Maybe they can change the saying, “The elephant in the room” to “The whale on the beach.”
Art conservators discovered a hidden portion of a painting that when revealed changes the whole meaning of the picture. Hendrick van Anthonissen around 1641 painted “View of Scheveningen Sands” around 1641. More than 100 years later the painting was donated to the Fitzwilliam Museum.
The painting at that time showed people gathered in small groups on a beach in The Hague in the Netherlands. It seemed a typical seascape. The problem was it wasn’t the painting that van Anthonissen had created, at least not entirely.
Of course, no one knew that at the time.
It was only when Shan Kuang, a conservation student at the University of Cambridge’s Fitzwilliam Museum, started cleaning the painting recently that the truth was uncovered…literally.
“Kuang was tasked with removing a coat of varnish, which is typically found on oil paintings, but unfortunately yellows over time. When she began cleaning, a figure emerged on the horizon of the ocean next to a shape that looked like a sail. This was “extremely peculiar and unexpected,” Kuang said. But further cleaning with a scalpel and solvent revealed the floating figure was actually standing on top of a whale, and what at first appeared to be a sail was actually the whale’s fin,” Megan Gannon wrote for Live Science.

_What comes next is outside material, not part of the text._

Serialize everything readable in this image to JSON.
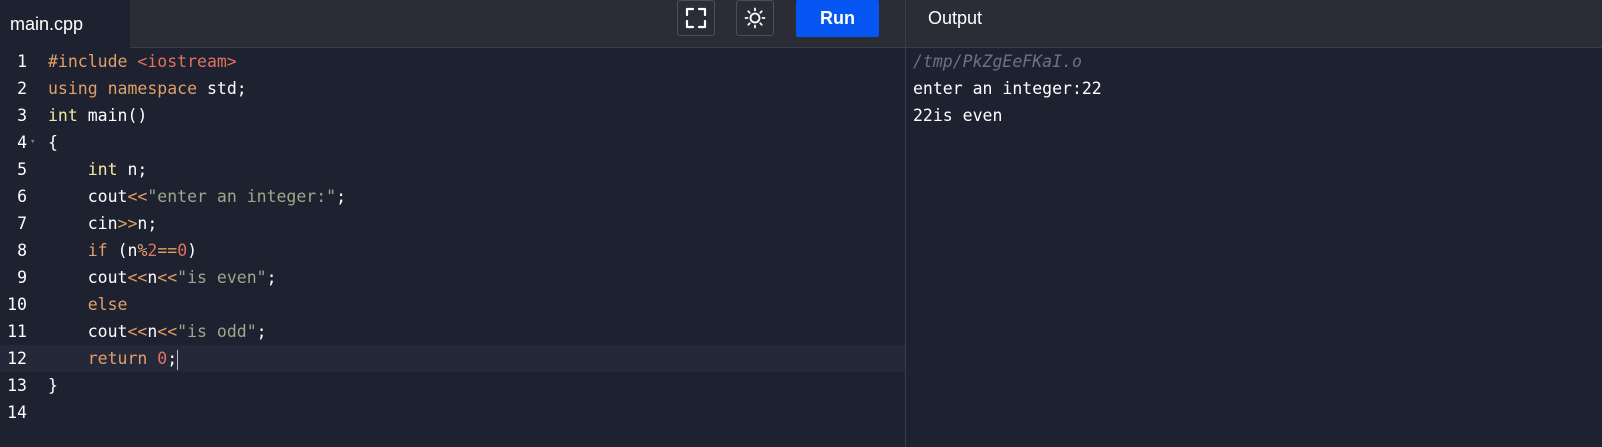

It was kind of like an 19th Century version of Photoshop.
No one knows when the whale was painted over, but it was most likely done because societal sensitivities of the day didn’t want to view a dying whale.
The painting can be seen in the Fitzwilliam Museum.